dragged across concrete review

Zahler proves again to be a very skilled writer with shrewd dialogue that we can probably coin Zahler-esque now because it's highly cinematic ("Move like you're on fast-forward" is one of my favourite lines here) without sounding like an imitation of writers in a similar vein such as Quentin Tarantino and Elmore Leonard. Though, as aforementioned, this time he's much more explicit in airing his grievances with issues around liberalism and masculinity. When Lt. Calvert (Don Johnson) informs the two men of their suspension, he passive-aggressively remarks that these days the police must be careful in how they treat those who supply drugs to kids (referring to the Hispanic drug gang) as they could be considered "intolerant" just because the dealers are of an ethnic minority. Lusaretti speaks his mind about how "perceived intolerance is challenged by actual intolerance." A conversation between the two protagonists at a café comments on the blurred lines of gender these days. If all of this sounds too on-the-nose, it very much is.

Let's say the politics don’t bother you, so, in turn, the self-indulgent monologues aren’t an issue. Well, on a more basic level of filmmaking, the dialogue slightly falters when it goes on for too long at times. Zahler loves, loves, loves conversations, and writes them even in the heat of the action, which really undercuts the tension of these moments. Ultimately, all the talking serves a purpose, whether it’s in the character study or the social commentary, so more often than not it’s engaging. It must be, because a crime film that runs over two and half hours, featuring a lot of talking, doesn’t sell the film very well. Really, Dragged Across Concrete is highly absorbing.

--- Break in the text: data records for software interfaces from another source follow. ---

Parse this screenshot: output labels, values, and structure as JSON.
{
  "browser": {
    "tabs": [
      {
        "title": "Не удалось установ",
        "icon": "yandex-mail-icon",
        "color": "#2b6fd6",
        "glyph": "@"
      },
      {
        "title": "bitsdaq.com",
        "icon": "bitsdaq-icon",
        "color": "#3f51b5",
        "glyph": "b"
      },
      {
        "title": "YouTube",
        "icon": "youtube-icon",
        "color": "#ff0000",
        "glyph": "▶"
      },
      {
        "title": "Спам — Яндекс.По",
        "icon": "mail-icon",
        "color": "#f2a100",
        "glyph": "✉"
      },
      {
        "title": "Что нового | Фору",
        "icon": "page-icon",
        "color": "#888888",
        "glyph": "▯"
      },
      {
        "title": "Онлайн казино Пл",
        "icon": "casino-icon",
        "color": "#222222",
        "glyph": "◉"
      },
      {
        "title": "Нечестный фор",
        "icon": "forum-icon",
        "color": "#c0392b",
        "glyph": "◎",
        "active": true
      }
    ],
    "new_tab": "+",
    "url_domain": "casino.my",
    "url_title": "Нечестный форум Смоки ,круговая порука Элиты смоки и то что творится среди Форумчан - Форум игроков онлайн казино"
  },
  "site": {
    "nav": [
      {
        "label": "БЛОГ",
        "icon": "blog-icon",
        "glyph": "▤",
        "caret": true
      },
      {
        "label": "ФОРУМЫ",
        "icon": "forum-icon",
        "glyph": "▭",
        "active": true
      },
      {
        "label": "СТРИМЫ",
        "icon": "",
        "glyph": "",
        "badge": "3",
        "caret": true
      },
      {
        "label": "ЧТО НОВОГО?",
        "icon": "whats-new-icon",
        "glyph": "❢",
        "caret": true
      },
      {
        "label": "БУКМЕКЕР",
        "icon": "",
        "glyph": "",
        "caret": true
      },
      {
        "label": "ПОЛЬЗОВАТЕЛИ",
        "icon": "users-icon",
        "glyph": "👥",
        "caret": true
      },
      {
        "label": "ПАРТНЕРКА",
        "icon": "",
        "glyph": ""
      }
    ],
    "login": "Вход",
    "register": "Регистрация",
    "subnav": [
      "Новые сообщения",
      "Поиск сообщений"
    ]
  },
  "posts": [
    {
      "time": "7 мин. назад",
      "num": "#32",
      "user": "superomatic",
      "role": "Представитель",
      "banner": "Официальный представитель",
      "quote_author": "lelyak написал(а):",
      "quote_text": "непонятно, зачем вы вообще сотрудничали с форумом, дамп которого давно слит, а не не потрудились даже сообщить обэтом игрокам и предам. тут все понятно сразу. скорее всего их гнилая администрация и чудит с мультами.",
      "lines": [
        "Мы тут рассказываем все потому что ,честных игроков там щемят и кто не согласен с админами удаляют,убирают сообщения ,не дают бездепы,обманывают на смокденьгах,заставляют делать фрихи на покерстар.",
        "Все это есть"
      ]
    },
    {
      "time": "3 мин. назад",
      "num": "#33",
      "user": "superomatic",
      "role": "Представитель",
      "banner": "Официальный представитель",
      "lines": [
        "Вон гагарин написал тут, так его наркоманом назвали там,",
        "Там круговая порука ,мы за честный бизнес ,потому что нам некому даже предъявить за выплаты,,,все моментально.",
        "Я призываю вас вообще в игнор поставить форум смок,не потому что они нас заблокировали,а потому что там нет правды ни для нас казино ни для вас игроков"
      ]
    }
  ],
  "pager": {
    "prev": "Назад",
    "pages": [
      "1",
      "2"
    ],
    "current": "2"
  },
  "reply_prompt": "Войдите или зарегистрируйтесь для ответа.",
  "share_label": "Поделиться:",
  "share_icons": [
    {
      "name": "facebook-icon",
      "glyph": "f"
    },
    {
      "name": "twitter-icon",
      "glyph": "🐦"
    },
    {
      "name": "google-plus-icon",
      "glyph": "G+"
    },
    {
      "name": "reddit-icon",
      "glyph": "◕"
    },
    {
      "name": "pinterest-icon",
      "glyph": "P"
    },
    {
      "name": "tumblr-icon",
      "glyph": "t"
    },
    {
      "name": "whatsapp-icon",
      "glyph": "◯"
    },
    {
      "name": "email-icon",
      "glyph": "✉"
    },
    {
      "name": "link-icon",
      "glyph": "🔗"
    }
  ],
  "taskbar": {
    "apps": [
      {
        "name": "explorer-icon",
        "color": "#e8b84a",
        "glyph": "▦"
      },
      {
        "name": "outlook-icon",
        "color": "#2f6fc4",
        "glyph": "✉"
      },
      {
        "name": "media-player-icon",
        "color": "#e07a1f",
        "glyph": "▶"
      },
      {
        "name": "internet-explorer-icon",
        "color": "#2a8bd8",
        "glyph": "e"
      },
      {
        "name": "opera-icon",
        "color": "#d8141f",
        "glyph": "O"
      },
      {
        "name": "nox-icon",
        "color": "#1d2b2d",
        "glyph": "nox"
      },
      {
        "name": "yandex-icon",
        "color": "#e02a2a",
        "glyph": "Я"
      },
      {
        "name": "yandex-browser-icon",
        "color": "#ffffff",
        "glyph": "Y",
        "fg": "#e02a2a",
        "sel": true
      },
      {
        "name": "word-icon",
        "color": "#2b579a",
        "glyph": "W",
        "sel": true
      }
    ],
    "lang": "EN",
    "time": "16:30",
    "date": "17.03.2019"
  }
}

The divinely realised characters permanently draw your attention and the brutal violence keeps you at the edge of your seat, even at the measured pace the film takes to go from point to point, because the characters are complex and unpredictable, so you can only guess how the whole ordeal will fare for each individual no matter how good they are with a gun.

dragged across concrete review

Overall, Dragged Across Concrete is a well-acted, gripping crime saga that will be best appreciated by those who enjoyed Bone Tomahawk and Brawl in Cell Block 99, with the understanding of the filmmaker’s thorough narrative arcs (and how they’re paced), his penchant for Peckinpah-esque violence, and his focus on white collar, white American men who are victims of the BAME individuals around them as well as enemies of progressive politics. Though I previously wrote that a dissenting voice is welcome in the usually liberal world of cinema, I fully acknowledge that a film like this can be used to empower some of the most dangerous people in America (an alt-right site awarded Brawl 4.5 Swastikas out of 5), so I can’t wholeheartedly recommend it to audiences outside of those who know what they’re getting.

The filmmaker recently stated that 60% of the audience will like Dragged Across Concrete, 20% will be bored, 20% will be find it disgusting, offensive, racist trash. I wonder which American demographic research he undertook to predict these statistics?